Amazon sees a legal claim in the amount of 140 million
Leigh Day law firm files a lawsuit against the company saying it has falsely classified drivers as self-employed and denied them vacation pay and the national minimum wage.
If successful, at least 3,000 drivers could be eligible for compensation of around £ 10,500 each, Leigh Day said. That would translate into a £ 140 million bill for Amazon.
Leigh Day argues that drivers have these rights because of the way Amazon tells them how to work. For example, an app provides drivers with estimated travel times between deliveries that they have to adhere to.
Neither can you bring parcels back to the depot, so at the end of the day you have to use additional fuel for the redelivery.
That, combined with fees for truck rental, fuel and insurance, can bring them “very little” income, Leigh Day said.
Kate Robinson of Leigh Day said: “Amazon is short of drivers to make deliveries on their behalf. This is nefarious behavior by a company that makes billions of pounds a year.

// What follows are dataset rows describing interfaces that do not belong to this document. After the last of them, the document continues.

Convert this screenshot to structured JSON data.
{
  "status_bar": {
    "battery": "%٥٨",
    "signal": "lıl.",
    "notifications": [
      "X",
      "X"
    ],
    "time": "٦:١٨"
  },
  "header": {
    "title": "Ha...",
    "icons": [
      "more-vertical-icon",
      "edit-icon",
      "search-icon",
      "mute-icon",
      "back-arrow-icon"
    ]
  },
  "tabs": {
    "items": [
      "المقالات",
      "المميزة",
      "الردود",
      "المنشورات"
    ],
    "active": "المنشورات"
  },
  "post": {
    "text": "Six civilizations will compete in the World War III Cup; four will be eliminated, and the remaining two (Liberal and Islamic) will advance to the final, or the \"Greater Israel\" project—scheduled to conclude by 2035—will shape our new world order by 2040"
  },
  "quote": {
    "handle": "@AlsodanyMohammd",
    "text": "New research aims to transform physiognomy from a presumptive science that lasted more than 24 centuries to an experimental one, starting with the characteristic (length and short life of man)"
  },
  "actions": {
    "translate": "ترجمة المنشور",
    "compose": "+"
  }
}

“Drivers who deliver for Amazon have to work fixed shifts and book vacations, but Amazon claims to be self-employed.”
It is the most recent legal battle to assert the rights of gig economy workers. After a Supreme Court ruling earlier this year, Uber began paying compensation to thousands of drivers it had mistakenly classified as independent contractors.
Addison Lee taxi drivers are also standing for payouts after the appeals court upheld a ruling that from the time they signed up as ready to take passengers to the time they check out, Be entitled to the minimum wage.
Leigh Day is currently representing two drivers and is looking for more to join the lawsuit. At least 31 drivers contacted the company on Wednesday, a spokesman said The independent one.
Drivers told Leigh Day that an app gives them estimated times between deliveries that they must meet and that they cannot bring packages back to the depot, so they will have to use extra fuel for re-delivery at the end of the day.
Combined with fees for van rental, fuel, and insurance, this can result in meager revenues, the law firm said.
Amazon denied many of the claims, arguing that drivers are paid at least £ 120 a day and are compensated for their fuel costs, are not contacted directly by Amazon, and have the option of whether or not to follow the suggested route on their app. which provides estimated times for journeys.
“We are very proud of the drivers who work with our partners across the country and give our customers what they want, when they want and wherever they are,” said an Amazon spokesman.
“We are committed to ensuring that these drivers are fairly rewarded and treated with respect by the delivery companies they work with, which is reflected in the positive feedback we hear from drivers every day.”